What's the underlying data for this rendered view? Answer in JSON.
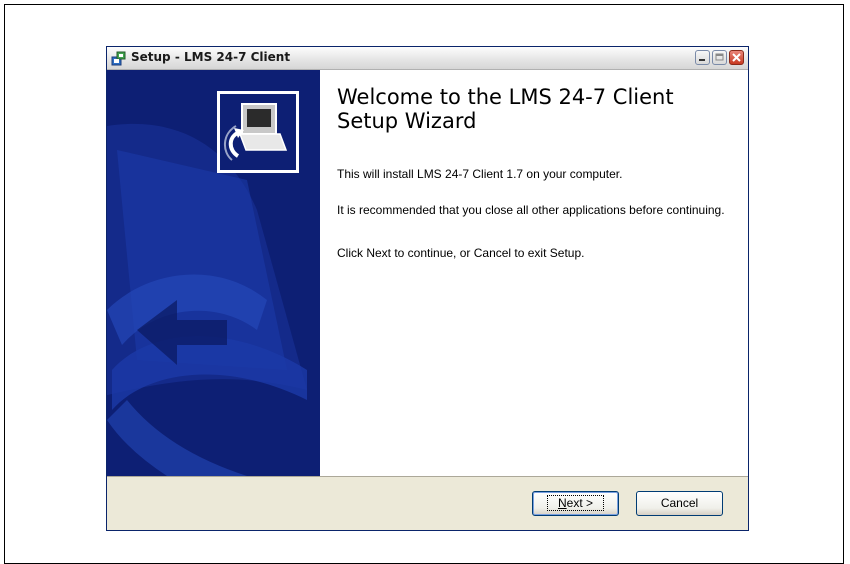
{
  "window": {
    "title": "Setup - LMS 24-7 Client"
  },
  "welcome": {
    "heading": "Welcome to the LMS 24-7 Client\nSetup Wizard",
    "paragraph_1": "This will install LMS 24-7 Client 1.7 on your computer.",
    "paragraph_2": "It is recommended that you close all other applications before continuing.",
    "paragraph_3": "Click Next to continue, or Cancel to exit Setup."
  },
  "buttons": {
    "next_label": "Next >",
    "cancel_label": "Cancel"
  },
  "colors": {
    "sidebar_background": "#0d1f74",
    "sidebar_art": "#1b3aa8",
    "content_background": "#ffffff",
    "dialog_face": "#ece9d8"
  },
  "icons": {
    "app": "setup-installer-icon",
    "wizard_logo": "computer-install-icon"
  }
}
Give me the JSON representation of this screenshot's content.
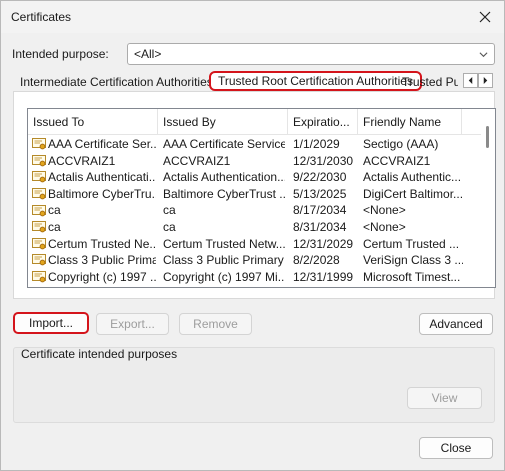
{
  "window": {
    "title": "Certificates",
    "close_icon": "close-icon"
  },
  "purpose": {
    "label": "Intended purpose:",
    "value": "<All>"
  },
  "tabs": [
    {
      "label": "Intermediate Certification Authorities"
    },
    {
      "label": "Trusted Root Certification Authorities"
    },
    {
      "label": "Trusted Publishers"
    }
  ],
  "list": {
    "columns": [
      "Issued To",
      "Issued By",
      "Expiratio...",
      "Friendly Name"
    ],
    "rows": [
      [
        "AAA Certificate Ser...",
        "AAA Certificate Services",
        "1/1/2029",
        "Sectigo (AAA)"
      ],
      [
        "ACCVRAIZ1",
        "ACCVRAIZ1",
        "12/31/2030",
        "ACCVRAIZ1"
      ],
      [
        "Actalis Authenticati...",
        "Actalis Authentication...",
        "9/22/2030",
        "Actalis Authentic..."
      ],
      [
        "Baltimore CyberTru...",
        "Baltimore CyberTrust ...",
        "5/13/2025",
        "DigiCert Baltimor..."
      ],
      [
        "ca",
        "ca",
        "8/17/2034",
        "<None>"
      ],
      [
        "ca",
        "ca",
        "8/31/2034",
        "<None>"
      ],
      [
        "Certum Trusted Ne...",
        "Certum Trusted Netw...",
        "12/31/2029",
        "Certum Trusted ..."
      ],
      [
        "Class 3 Public Prima...",
        "Class 3 Public Primary ...",
        "8/2/2028",
        "VeriSign Class 3 ..."
      ],
      [
        "Copyright (c) 1997 ...",
        "Copyright (c) 1997 Mi...",
        "12/31/1999",
        "Microsoft Timest..."
      ]
    ]
  },
  "buttons": {
    "import": "Import...",
    "export": "Export...",
    "remove": "Remove",
    "advanced": "Advanced",
    "view": "View",
    "close": "Close"
  },
  "purposes_group": {
    "title": "Certificate intended purposes"
  }
}
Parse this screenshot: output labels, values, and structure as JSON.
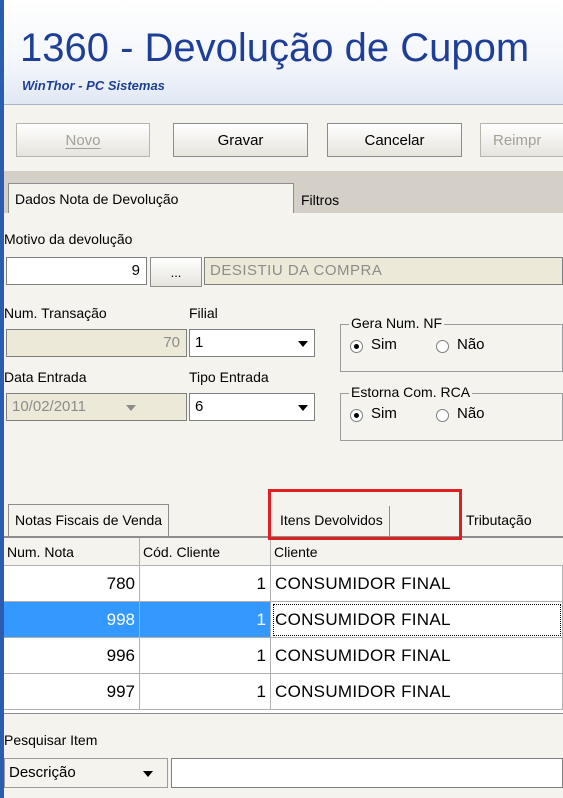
{
  "window": {
    "title": "1360 - Devolução de Cupom",
    "subtitle": "WinThor - PC Sistemas"
  },
  "toolbar": {
    "novo": "Novo",
    "gravar": "Gravar",
    "cancelar": "Cancelar",
    "reimprimir": "Reimpr"
  },
  "tabs_top": [
    {
      "label": "Dados Nota de Devolução"
    },
    {
      "label": "Filtros"
    }
  ],
  "form": {
    "motivo_label": "Motivo da devolução",
    "motivo_code": "9",
    "motivo_button": "...",
    "motivo_desc": "DESISTIU DA COMPRA",
    "num_transacao_label": "Num. Transação",
    "num_transacao": "70",
    "filial_label": "Filial",
    "filial": "1",
    "data_entrada_label": "Data Entrada",
    "data_entrada": "10/02/2011",
    "tipo_entrada_label": "Tipo Entrada",
    "tipo_entrada": "6",
    "gera_num_nf": {
      "label": "Gera Num. NF",
      "sim": "Sim",
      "nao": "Não",
      "selected": "Sim"
    },
    "estorna_com_rca": {
      "label": "Estorna Com. RCA",
      "sim": "Sim",
      "nao": "Não",
      "selected": "Sim"
    }
  },
  "tabs_bottom": [
    {
      "label": "Notas Fiscais de Venda"
    },
    {
      "label": "Itens Devolvidos"
    },
    {
      "label": "Tributação"
    }
  ],
  "grid": {
    "headers": [
      "Num. Nota",
      "Cód. Cliente",
      "Cliente"
    ],
    "rows": [
      {
        "num_nota": "780",
        "cod_cliente": "1",
        "cliente": "CONSUMIDOR FINAL"
      },
      {
        "num_nota": "998",
        "cod_cliente": "1",
        "cliente": "CONSUMIDOR FINAL"
      },
      {
        "num_nota": "996",
        "cod_cliente": "1",
        "cliente": "CONSUMIDOR FINAL"
      },
      {
        "num_nota": "997",
        "cod_cliente": "1",
        "cliente": "CONSUMIDOR FINAL"
      }
    ]
  },
  "search": {
    "label": "Pesquisar Item",
    "field_type": "Descrição",
    "value": ""
  },
  "colors": {
    "title": "#1f3f96",
    "selection": "#3399ff",
    "highlight_box": "#e02020"
  }
}
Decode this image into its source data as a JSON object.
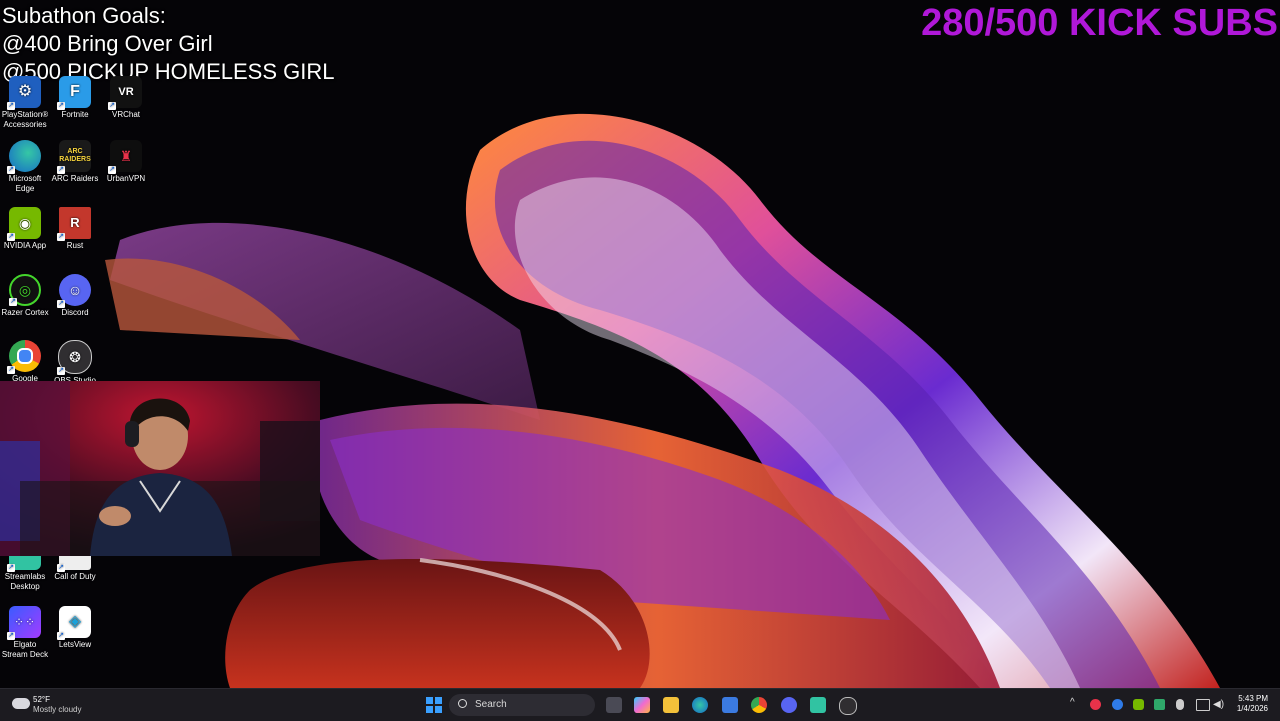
{
  "overlay": {
    "goals_title": "Subathon Goals:",
    "goal_1": "@400 Bring Over Girl",
    "goal_2": "@500 PICKUP HOMELESS GIRL",
    "sub_counter": "280/500 KICK SUBS"
  },
  "desktop_icons": {
    "playstation": "PlayStation® Accessories",
    "fortnite": "Fortnite",
    "vrchat": "VRChat",
    "edge": "Microsoft Edge",
    "arc_raiders": "ARC Raiders",
    "urbanvpn": "UrbanVPN",
    "nvidia": "NVIDIA App",
    "rust": "Rust",
    "razer": "Razer Cortex",
    "discord": "Discord",
    "google": "Google",
    "obs": "OBS Studio",
    "streamlabs": "Streamlabs Desktop",
    "cod": "Call of Duty",
    "elgato": "Elgato Stream Deck",
    "letsview": "LetsView"
  },
  "taskbar": {
    "weather_temp": "52°F",
    "weather_desc": "Mostly cloudy",
    "search_placeholder": "Search",
    "time": "5:43 PM",
    "date": "1/4/2026"
  },
  "colors": {
    "counter_purple": "#b018d8",
    "taskbar_bg": "#1c1b20",
    "desktop_bg": "#050407"
  }
}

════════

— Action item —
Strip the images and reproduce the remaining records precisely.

— Output below —
What's the underlying data for this rendered view? Answer in JSON.
{
  "window": {
    "title": "Setup - LMS 24-7 Client"
  },
  "welcome": {
    "heading": "Welcome to the LMS 24-7 Client\nSetup Wizard",
    "paragraph_1": "This will install LMS 24-7 Client 1.7 on your computer.",
    "paragraph_2": "It is recommended that you close all other applications before continuing.",
    "paragraph_3": "Click Next to continue, or Cancel to exit Setup."
  },
  "buttons": {
    "next_label": "Next >",
    "cancel_label": "Cancel"
  },
  "colors": {
    "sidebar_background": "#0d1f74",
    "sidebar_art": "#1b3aa8",
    "content_background": "#ffffff",
    "dialog_face": "#ece9d8"
  },
  "icons": {
    "app": "setup-installer-icon",
    "wizard_logo": "computer-install-icon"
  }
}
Give me the JSON representation of this screenshot's content.
{
  "window": {
    "title": "Certificates",
    "close_icon": "close-icon"
  },
  "purpose": {
    "label": "Intended purpose:",
    "value": "<All>"
  },
  "tabs": [
    {
      "label": "Intermediate Certification Authorities"
    },
    {
      "label": "Trusted Root Certification Authorities"
    },
    {
      "label": "Trusted Publishers"
    }
  ],
  "list": {
    "columns": [
      "Issued To",
      "Issued By",
      "Expiratio...",
      "Friendly Name"
    ],
    "rows": [
      [
        "AAA Certificate Ser...",
        "AAA Certificate Services",
        "1/1/2029",
        "Sectigo (AAA)"
      ],
      [
        "ACCVRAIZ1",
        "ACCVRAIZ1",
        "12/31/2030",
        "ACCVRAIZ1"
      ],
      [
        "Actalis Authenticati...",
        "Actalis Authentication...",
        "9/22/2030",
        "Actalis Authentic..."
      ],
      [
        "Baltimore CyberTru...",
        "Baltimore CyberTrust ...",
        "5/13/2025",
        "DigiCert Baltimor..."
      ],
      [
        "ca",
        "ca",
        "8/17/2034",
        "<None>"
      ],
      [
        "ca",
        "ca",
        "8/31/2034",
        "<None>"
      ],
      [
        "Certum Trusted Ne...",
        "Certum Trusted Netw...",
        "12/31/2029",
        "Certum Trusted ..."
      ],
      [
        "Class 3 Public Prima...",
        "Class 3 Public Primary ...",
        "8/2/2028",
        "VeriSign Class 3 ..."
      ],
      [
        "Copyright (c) 1997 ...",
        "Copyright (c) 1997 Mi...",
        "12/31/1999",
        "Microsoft Timest..."
      ]
    ]
  },
  "buttons": {
    "import": "Import...",
    "export": "Export...",
    "remove": "Remove",
    "advanced": "Advanced",
    "view": "View",
    "close": "Close"
  },
  "purposes_group": {
    "title": "Certificate intended purposes"
  }
}
Parse this screenshot: output labels, values, and structure as JSON.
{
  "window": {
    "title": "1360 - Devolução de Cupom",
    "subtitle": "WinThor - PC Sistemas"
  },
  "toolbar": {
    "novo": "Novo",
    "gravar": "Gravar",
    "cancelar": "Cancelar",
    "reimprimir": "Reimpr"
  },
  "tabs_top": [
    {
      "label": "Dados Nota de Devolução"
    },
    {
      "label": "Filtros"
    }
  ],
  "form": {
    "motivo_label": "Motivo da devolução",
    "motivo_code": "9",
    "motivo_button": "...",
    "motivo_desc": "DESISTIU DA COMPRA",
    "num_transacao_label": "Num. Transação",
    "num_transacao": "70",
    "filial_label": "Filial",
    "filial": "1",
    "data_entrada_label": "Data Entrada",
    "data_entrada": "10/02/2011",
    "tipo_entrada_label": "Tipo Entrada",
    "tipo_entrada": "6",
    "gera_num_nf": {
      "label": "Gera Num. NF",
      "sim": "Sim",
      "nao": "Não",
      "selected": "Sim"
    },
    "estorna_com_rca": {
      "label": "Estorna Com. RCA",
      "sim": "Sim",
      "nao": "Não",
      "selected": "Sim"
    }
  },
  "tabs_bottom": [
    {
      "label": "Notas Fiscais de Venda"
    },
    {
      "label": "Itens Devolvidos"
    },
    {
      "label": "Tributação"
    }
  ],
  "grid": {
    "headers": [
      "Num. Nota",
      "Cód. Cliente",
      "Cliente"
    ],
    "rows": [
      {
        "num_nota": "780",
        "cod_cliente": "1",
        "cliente": "CONSUMIDOR FINAL"
      },
      {
        "num_nota": "998",
        "cod_cliente": "1",
        "cliente": "CONSUMIDOR FINAL"
      },
      {
        "num_nota": "996",
        "cod_cliente": "1",
        "cliente": "CONSUMIDOR FINAL"
      },
      {
        "num_nota": "997",
        "cod_cliente": "1",
        "cliente": "CONSUMIDOR FINAL"
      }
    ]
  },
  "search": {
    "label": "Pesquisar Item",
    "field_type": "Descrição",
    "value": ""
  },
  "colors": {
    "title": "#1f3f96",
    "selection": "#3399ff",
    "highlight_box": "#e02020"
  }
}
Decode this image into its source data as a JSON object.
{
  "overlay": {
    "goals_title": "Subathon Goals:",
    "goal_1": "@400 Bring Over Girl",
    "goal_2": "@500 PICKUP HOMELESS GIRL",
    "sub_counter": "280/500 KICK SUBS"
  },
  "desktop_icons": {
    "playstation": "PlayStation® Accessories",
    "fortnite": "Fortnite",
    "vrchat": "VRChat",
    "edge": "Microsoft Edge",
    "arc_raiders": "ARC Raiders",
    "urbanvpn": "UrbanVPN",
    "nvidia": "NVIDIA App",
    "rust": "Rust",
    "razer": "Razer Cortex",
    "discord": "Discord",
    "google": "Google",
    "obs": "OBS Studio",
    "streamlabs": "Streamlabs Desktop",
    "cod": "Call of Duty",
    "elgato": "Elgato Stream Deck",
    "letsview": "LetsView"
  },
  "taskbar": {
    "weather_temp": "52°F",
    "weather_desc": "Mostly cloudy",
    "search_placeholder": "Search",
    "time": "5:43 PM",
    "date": "1/4/2026"
  },
  "colors": {
    "counter_purple": "#b018d8",
    "taskbar_bg": "#1c1b20",
    "desktop_bg": "#050407"
  }
}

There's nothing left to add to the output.